Assignment ::
What follows is a set of entries; retype all of them exactly.

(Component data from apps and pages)
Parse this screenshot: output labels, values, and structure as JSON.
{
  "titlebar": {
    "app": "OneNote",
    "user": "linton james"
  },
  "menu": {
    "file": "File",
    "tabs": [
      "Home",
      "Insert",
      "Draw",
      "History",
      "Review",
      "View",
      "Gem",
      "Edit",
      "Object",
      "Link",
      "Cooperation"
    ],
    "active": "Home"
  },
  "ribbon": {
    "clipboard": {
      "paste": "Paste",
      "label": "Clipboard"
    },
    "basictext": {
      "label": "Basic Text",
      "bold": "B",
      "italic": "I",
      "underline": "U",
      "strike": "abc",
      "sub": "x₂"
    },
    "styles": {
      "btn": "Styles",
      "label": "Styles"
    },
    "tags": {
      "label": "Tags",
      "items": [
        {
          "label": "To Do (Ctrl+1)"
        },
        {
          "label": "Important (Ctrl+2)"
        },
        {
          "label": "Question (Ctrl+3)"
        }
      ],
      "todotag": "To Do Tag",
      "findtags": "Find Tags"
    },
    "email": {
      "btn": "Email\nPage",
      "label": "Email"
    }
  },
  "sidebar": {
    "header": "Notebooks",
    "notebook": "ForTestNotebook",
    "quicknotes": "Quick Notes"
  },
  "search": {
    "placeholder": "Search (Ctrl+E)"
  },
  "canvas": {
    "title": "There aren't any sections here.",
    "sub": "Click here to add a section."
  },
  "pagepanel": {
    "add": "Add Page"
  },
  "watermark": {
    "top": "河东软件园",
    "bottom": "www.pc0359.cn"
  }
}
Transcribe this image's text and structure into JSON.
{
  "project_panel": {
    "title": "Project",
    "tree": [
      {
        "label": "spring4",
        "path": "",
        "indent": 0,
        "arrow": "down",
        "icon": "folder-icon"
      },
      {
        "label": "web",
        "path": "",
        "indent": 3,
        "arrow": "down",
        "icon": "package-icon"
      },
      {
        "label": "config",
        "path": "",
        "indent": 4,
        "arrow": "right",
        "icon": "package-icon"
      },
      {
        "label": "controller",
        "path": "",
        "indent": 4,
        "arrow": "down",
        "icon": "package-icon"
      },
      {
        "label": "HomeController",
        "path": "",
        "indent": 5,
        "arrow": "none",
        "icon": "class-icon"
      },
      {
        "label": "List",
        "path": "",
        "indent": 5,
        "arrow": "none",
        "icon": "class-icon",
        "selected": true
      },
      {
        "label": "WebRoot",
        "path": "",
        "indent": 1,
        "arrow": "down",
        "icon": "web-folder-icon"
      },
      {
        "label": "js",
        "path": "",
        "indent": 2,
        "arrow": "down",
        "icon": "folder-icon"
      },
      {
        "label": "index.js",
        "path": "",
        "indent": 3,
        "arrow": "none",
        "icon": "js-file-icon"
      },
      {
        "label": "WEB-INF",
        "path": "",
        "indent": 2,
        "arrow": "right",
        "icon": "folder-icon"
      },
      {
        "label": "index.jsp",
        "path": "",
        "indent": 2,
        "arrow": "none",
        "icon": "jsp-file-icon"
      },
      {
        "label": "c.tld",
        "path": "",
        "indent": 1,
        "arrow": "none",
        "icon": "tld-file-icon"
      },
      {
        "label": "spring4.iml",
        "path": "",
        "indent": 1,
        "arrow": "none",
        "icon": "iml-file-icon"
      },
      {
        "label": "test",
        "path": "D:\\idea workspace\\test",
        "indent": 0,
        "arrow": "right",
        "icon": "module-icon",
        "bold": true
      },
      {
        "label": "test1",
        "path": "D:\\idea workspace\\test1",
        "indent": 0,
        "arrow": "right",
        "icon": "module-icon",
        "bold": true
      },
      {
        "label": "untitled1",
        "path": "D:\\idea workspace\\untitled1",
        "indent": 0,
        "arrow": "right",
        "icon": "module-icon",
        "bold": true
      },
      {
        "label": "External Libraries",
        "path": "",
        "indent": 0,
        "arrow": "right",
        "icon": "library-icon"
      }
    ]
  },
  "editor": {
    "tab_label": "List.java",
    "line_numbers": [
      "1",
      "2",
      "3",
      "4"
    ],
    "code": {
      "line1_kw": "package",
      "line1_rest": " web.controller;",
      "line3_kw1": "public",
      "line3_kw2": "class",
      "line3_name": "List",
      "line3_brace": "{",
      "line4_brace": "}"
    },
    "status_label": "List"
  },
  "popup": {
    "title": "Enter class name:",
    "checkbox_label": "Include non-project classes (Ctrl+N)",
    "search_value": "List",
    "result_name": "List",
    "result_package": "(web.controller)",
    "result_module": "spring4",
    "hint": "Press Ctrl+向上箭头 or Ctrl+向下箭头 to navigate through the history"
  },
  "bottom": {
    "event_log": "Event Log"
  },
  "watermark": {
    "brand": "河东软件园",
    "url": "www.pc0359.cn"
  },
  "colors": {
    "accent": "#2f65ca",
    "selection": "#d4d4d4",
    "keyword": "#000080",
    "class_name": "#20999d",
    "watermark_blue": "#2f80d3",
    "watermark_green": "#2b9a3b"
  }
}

Output of the task ::
Parse this screenshot: output labels, values, and structure as JSON.
{
  "titlebar": {
    "app": "OneNote",
    "user": "linton james"
  },
  "menu": {
    "file": "File",
    "tabs": [
      "Home",
      "Insert",
      "Draw",
      "History",
      "Review",
      "View",
      "Gem",
      "Edit",
      "Object",
      "Link",
      "Cooperation"
    ],
    "active": "Home"
  },
  "ribbon": {
    "clipboard": {
      "paste": "Paste",
      "label": "Clipboard"
    },
    "basictext": {
      "label": "Basic Text",
      "bold": "B",
      "italic": "I",
      "underline": "U",
      "strike": "abc",
      "sub": "x₂"
    },
    "styles": {
      "btn": "Styles",
      "label": "Styles"
    },
    "tags": {
      "label": "Tags",
      "items": [
        {
          "label": "To Do (Ctrl+1)"
        },
        {
          "label": "Important (Ctrl+2)"
        },
        {
          "label": "Question (Ctrl+3)"
        }
      ],
      "todotag": "To Do Tag",
      "findtags": "Find Tags"
    },
    "email": {
      "btn": "Email\nPage",
      "label": "Email"
    }
  },
  "sidebar": {
    "header": "Notebooks",
    "notebook": "ForTestNotebook",
    "quicknotes": "Quick Notes"
  },
  "search": {
    "placeholder": "Search (Ctrl+E)"
  },
  "canvas": {
    "title": "There aren't any sections here.",
    "sub": "Click here to add a section."
  },
  "pagepanel": {
    "add": "Add Page"
  },
  "watermark": {
    "top": "河东软件园",
    "bottom": "www.pc0359.cn"
  }
}
Transcribe this image's text and structure into JSON.
{
  "project_panel": {
    "title": "Project",
    "tree": [
      {
        "label": "spring4",
        "path": "",
        "indent": 0,
        "arrow": "down",
        "icon": "folder-icon"
      },
      {
        "label": "web",
        "path": "",
        "indent": 3,
        "arrow": "down",
        "icon": "package-icon"
      },
      {
        "label": "config",
        "path": "",
        "indent": 4,
        "arrow": "right",
        "icon": "package-icon"
      },
      {
        "label": "controller",
        "path": "",
        "indent": 4,
        "arrow": "down",
        "icon": "package-icon"
      },
      {
        "label": "HomeController",
        "path": "",
        "indent": 5,
        "arrow": "none",
        "icon": "class-icon"
      },
      {
        "label": "List",
        "path": "",
        "indent": 5,
        "arrow": "none",
        "icon": "class-icon",
        "selected": true
      },
      {
        "label": "WebRoot",
        "path": "",
        "indent": 1,
        "arrow": "down",
        "icon": "web-folder-icon"
      },
      {
        "label": "js",
        "path": "",
        "indent": 2,
        "arrow": "down",
        "icon": "folder-icon"
      },
      {
        "label": "index.js",
        "path": "",
        "indent": 3,
        "arrow": "none",
        "icon": "js-file-icon"
      },
      {
        "label": "WEB-INF",
        "path": "",
        "indent": 2,
        "arrow": "right",
        "icon": "folder-icon"
      },
      {
        "label": "index.jsp",
        "path": "",
        "indent": 2,
        "arrow": "none",
        "icon": "jsp-file-icon"
      },
      {
        "label": "c.tld",
        "path": "",
        "indent": 1,
        "arrow": "none",
        "icon": "tld-file-icon"
      },
      {
        "label": "spring4.iml",
        "path": "",
        "indent": 1,
        "arrow": "none",
        "icon": "iml-file-icon"
      },
      {
        "label": "test",
        "path": "D:\\idea workspace\\test",
        "indent": 0,
        "arrow": "right",
        "icon": "module-icon",
        "bold": true
      },
      {
        "label": "test1",
        "path": "D:\\idea workspace\\test1",
        "indent": 0,
        "arrow": "right",
        "icon": "module-icon",
        "bold": true
      },
      {
        "label": "untitled1",
        "path": "D:\\idea workspace\\untitled1",
        "indent": 0,
        "arrow": "right",
        "icon": "module-icon",
        "bold": true
      },
      {
        "label": "External Libraries",
        "path": "",
        "indent": 0,
        "arrow": "right",
        "icon": "library-icon"
      }
    ]
  },
  "editor": {
    "tab_label": "List.java",
    "line_numbers": [
      "1",
      "2",
      "3",
      "4"
    ],
    "code": {
      "line1_kw": "package",
      "line1_rest": " web.controller;",
      "line3_kw1": "public",
      "line3_kw2": "class",
      "line3_name": "List",
      "line3_brace": "{",
      "line4_brace": "}"
    },
    "status_label": "List"
  },
  "popup": {
    "title": "Enter class name:",
    "checkbox_label": "Include non-project classes (Ctrl+N)",
    "search_value": "List",
    "result_name": "List",
    "result_package": "(web.controller)",
    "result_module": "spring4",
    "hint": "Press Ctrl+向上箭头 or Ctrl+向下箭头 to navigate through the history"
  },
  "bottom": {
    "event_log": "Event Log"
  },
  "watermark": {
    "brand": "河东软件园",
    "url": "www.pc0359.cn"
  },
  "colors": {
    "accent": "#2f65ca",
    "selection": "#d4d4d4",
    "keyword": "#000080",
    "class_name": "#20999d",
    "watermark_blue": "#2f80d3",
    "watermark_green": "#2b9a3b"
  }
}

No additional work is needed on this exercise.